What is expected
The answer should consist of each line from the data below that includes "cname".

________

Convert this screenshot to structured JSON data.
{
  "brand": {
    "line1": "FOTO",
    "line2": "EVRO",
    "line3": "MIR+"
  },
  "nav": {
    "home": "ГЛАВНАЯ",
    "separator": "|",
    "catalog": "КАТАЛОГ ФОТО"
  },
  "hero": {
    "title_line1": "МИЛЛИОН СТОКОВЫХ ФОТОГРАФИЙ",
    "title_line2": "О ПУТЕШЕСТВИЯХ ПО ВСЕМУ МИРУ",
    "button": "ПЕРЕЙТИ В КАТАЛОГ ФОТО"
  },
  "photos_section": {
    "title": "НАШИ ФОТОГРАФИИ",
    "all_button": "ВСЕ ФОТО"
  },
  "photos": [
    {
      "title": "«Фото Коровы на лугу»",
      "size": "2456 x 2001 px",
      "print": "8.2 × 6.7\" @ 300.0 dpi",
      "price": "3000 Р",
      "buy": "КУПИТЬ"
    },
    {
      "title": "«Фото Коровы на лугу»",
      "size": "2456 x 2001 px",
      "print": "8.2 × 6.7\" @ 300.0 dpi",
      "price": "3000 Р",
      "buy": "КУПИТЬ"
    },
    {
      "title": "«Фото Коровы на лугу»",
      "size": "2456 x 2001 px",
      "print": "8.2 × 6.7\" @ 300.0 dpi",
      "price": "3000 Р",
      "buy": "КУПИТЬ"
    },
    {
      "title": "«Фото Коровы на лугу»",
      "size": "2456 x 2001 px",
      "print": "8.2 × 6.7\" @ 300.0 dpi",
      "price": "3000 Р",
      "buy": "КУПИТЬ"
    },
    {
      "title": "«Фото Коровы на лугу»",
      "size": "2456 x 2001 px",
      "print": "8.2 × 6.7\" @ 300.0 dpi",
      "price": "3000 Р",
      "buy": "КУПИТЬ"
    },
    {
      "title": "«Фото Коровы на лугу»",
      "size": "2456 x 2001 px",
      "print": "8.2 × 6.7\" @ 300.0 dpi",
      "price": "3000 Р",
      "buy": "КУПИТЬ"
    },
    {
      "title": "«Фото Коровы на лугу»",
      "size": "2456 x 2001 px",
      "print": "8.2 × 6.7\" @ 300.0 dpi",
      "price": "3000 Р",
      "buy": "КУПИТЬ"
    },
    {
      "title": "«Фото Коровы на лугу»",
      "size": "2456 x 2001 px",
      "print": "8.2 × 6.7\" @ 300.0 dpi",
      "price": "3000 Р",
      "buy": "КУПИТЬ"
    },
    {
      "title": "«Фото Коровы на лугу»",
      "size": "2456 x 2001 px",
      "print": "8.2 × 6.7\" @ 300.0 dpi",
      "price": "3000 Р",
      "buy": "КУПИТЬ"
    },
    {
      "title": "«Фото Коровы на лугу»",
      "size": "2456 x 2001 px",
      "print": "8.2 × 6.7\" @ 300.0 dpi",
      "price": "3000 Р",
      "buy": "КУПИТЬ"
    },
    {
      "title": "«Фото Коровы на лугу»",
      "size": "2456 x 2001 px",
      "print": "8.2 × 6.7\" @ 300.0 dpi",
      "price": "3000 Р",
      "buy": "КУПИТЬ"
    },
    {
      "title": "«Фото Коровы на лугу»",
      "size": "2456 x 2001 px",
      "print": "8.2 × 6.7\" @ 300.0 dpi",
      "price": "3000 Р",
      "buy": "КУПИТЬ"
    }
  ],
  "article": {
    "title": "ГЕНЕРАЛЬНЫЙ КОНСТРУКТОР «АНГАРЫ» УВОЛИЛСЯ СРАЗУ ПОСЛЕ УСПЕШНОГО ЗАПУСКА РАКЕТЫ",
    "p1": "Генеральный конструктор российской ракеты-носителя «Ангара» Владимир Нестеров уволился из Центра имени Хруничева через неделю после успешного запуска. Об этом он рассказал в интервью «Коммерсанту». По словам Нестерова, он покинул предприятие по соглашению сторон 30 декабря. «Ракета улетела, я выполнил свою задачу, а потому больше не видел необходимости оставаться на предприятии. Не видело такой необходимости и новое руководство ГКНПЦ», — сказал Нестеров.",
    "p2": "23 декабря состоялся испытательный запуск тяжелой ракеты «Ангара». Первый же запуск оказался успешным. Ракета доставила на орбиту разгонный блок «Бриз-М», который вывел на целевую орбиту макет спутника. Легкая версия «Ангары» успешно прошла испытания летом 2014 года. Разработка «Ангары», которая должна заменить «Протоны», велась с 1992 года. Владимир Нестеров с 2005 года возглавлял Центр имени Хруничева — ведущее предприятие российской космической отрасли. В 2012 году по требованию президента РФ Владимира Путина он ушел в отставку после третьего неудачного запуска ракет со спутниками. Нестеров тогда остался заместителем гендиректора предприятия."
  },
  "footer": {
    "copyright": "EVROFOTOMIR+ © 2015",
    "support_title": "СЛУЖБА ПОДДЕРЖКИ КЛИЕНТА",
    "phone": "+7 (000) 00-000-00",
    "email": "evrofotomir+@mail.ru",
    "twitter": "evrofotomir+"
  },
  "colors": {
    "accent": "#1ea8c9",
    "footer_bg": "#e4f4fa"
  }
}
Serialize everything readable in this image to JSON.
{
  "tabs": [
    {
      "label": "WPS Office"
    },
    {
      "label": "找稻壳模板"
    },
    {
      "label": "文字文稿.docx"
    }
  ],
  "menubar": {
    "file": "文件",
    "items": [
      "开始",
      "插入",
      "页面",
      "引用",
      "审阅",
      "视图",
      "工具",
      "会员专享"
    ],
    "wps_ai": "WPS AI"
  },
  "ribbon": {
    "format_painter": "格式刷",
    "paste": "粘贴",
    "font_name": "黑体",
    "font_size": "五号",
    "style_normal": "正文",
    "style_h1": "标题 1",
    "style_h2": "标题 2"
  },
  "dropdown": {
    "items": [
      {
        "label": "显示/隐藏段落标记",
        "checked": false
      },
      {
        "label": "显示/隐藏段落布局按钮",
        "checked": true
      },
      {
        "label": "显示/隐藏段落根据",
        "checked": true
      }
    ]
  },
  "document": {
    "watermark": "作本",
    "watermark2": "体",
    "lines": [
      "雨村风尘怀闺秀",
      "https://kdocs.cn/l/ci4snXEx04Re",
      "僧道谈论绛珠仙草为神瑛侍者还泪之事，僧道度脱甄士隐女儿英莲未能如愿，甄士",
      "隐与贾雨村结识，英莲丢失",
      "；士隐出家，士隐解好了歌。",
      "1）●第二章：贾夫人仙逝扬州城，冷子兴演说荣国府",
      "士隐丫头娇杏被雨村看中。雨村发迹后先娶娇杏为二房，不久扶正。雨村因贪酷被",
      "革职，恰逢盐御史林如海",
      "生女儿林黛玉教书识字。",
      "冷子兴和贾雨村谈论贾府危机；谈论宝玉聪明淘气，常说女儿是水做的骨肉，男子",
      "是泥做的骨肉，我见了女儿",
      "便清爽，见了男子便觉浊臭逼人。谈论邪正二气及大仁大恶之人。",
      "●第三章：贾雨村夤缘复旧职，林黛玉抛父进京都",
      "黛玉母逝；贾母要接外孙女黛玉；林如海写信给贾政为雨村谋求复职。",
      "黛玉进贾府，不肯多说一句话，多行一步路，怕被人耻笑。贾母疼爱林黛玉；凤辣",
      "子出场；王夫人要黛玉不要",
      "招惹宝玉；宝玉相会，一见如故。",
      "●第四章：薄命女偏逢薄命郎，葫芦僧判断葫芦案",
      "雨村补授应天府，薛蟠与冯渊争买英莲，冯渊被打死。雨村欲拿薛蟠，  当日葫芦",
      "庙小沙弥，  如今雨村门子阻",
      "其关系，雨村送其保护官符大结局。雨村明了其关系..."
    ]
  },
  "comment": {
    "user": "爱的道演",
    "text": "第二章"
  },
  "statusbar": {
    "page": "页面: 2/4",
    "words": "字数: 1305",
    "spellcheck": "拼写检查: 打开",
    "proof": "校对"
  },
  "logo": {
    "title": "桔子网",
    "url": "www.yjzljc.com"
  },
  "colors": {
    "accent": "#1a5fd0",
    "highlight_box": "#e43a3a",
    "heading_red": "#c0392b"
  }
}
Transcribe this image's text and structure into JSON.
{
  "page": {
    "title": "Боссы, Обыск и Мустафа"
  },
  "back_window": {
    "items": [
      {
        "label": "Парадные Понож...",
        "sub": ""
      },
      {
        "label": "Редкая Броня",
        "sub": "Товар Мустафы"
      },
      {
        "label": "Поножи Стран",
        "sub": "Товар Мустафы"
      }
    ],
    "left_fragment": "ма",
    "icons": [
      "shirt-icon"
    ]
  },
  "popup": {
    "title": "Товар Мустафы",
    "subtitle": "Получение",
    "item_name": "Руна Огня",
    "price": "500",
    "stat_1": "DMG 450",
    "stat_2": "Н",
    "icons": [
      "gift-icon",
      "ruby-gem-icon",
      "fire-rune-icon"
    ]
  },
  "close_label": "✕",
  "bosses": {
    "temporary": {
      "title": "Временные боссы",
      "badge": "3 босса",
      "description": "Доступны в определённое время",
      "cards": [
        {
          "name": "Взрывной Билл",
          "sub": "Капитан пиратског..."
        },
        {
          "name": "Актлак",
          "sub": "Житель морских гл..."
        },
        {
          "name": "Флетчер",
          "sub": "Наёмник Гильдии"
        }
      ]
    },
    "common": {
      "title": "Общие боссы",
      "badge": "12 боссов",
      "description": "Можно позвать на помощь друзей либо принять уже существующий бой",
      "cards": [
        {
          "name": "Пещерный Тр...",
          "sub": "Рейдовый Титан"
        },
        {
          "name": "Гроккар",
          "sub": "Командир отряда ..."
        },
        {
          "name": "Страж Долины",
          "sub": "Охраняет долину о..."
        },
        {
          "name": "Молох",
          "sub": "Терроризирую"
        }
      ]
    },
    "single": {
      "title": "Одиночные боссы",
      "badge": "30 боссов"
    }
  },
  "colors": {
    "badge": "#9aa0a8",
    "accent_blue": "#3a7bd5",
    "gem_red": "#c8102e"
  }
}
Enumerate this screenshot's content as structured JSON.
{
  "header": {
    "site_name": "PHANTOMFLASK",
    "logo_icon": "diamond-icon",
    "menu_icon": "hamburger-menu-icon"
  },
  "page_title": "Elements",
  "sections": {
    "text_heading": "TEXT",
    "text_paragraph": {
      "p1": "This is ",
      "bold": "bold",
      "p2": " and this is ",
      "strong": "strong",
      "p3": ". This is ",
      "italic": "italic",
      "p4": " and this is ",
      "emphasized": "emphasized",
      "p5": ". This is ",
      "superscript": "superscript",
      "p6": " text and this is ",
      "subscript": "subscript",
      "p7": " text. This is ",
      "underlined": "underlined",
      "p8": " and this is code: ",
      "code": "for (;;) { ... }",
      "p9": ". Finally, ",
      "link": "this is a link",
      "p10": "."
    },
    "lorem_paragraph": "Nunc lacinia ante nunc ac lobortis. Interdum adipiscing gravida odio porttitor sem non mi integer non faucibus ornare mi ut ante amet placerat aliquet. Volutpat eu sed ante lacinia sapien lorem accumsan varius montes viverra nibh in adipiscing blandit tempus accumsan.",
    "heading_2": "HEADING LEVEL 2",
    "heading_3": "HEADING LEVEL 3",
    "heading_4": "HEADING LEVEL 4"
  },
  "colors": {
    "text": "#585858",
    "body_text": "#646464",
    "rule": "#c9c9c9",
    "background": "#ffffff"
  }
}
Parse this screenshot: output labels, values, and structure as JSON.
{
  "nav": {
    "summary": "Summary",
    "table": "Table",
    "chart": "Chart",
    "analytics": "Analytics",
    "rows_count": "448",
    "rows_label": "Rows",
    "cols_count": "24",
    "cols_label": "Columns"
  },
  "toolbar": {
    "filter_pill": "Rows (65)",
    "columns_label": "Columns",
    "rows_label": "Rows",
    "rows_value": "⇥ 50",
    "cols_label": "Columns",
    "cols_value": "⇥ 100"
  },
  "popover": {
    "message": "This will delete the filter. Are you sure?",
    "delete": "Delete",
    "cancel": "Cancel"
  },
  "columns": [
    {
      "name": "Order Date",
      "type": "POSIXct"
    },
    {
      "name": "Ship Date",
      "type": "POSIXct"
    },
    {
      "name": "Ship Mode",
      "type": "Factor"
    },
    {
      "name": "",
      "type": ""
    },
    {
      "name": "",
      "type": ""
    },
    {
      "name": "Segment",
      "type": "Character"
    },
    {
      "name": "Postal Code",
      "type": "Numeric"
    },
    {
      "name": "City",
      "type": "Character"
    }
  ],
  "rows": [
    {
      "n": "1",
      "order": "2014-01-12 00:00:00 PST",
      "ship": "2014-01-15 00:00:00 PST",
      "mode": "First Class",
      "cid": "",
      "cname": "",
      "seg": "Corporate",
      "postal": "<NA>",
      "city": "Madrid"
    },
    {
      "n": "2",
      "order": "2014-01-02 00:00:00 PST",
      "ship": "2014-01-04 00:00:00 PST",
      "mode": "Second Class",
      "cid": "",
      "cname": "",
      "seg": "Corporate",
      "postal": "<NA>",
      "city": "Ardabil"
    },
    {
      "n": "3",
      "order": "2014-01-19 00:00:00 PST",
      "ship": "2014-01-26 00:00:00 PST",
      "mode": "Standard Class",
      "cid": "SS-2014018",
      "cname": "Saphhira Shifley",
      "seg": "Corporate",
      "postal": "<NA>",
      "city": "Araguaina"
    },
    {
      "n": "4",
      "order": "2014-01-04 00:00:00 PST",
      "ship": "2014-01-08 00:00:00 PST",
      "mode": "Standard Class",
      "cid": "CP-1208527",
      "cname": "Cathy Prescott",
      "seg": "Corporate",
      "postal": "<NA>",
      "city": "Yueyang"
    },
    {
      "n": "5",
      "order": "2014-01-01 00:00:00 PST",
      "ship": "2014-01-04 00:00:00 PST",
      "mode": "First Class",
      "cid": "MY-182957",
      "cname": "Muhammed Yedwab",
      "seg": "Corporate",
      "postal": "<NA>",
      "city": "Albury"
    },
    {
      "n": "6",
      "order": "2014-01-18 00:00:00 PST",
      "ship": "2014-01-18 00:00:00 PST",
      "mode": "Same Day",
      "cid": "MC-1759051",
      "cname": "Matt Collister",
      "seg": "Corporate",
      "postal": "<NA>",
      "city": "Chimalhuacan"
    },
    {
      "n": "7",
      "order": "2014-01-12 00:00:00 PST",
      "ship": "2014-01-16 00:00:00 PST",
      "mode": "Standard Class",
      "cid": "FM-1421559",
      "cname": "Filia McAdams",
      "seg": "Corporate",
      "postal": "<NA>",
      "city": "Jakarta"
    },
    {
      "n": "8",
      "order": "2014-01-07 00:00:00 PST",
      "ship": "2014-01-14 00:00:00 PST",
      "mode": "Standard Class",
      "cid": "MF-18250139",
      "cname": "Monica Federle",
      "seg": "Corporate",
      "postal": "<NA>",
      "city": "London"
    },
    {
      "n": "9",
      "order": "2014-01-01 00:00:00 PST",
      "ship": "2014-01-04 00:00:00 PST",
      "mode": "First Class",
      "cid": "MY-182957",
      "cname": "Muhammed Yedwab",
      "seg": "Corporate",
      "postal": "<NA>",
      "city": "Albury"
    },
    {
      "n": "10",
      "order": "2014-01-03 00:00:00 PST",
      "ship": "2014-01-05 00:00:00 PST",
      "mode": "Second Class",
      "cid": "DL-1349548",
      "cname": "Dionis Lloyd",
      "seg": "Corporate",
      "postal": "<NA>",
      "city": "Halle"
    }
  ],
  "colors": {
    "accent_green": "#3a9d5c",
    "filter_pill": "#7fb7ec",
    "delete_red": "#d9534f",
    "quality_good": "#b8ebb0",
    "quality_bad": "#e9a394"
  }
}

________

Reply to the task
      "cname": "",
      "cname": "",
      "cname": "Saphhira Shifley",
      "cname": "Cathy Prescott",
      "cname": "Muhammed Yedwab",
      "cname": "Matt Collister",
      "cname": "Filia McAdams",
      "cname": "Monica Federle",
      "cname": "Muhammed Yedwab",
      "cname": "Dionis Lloyd",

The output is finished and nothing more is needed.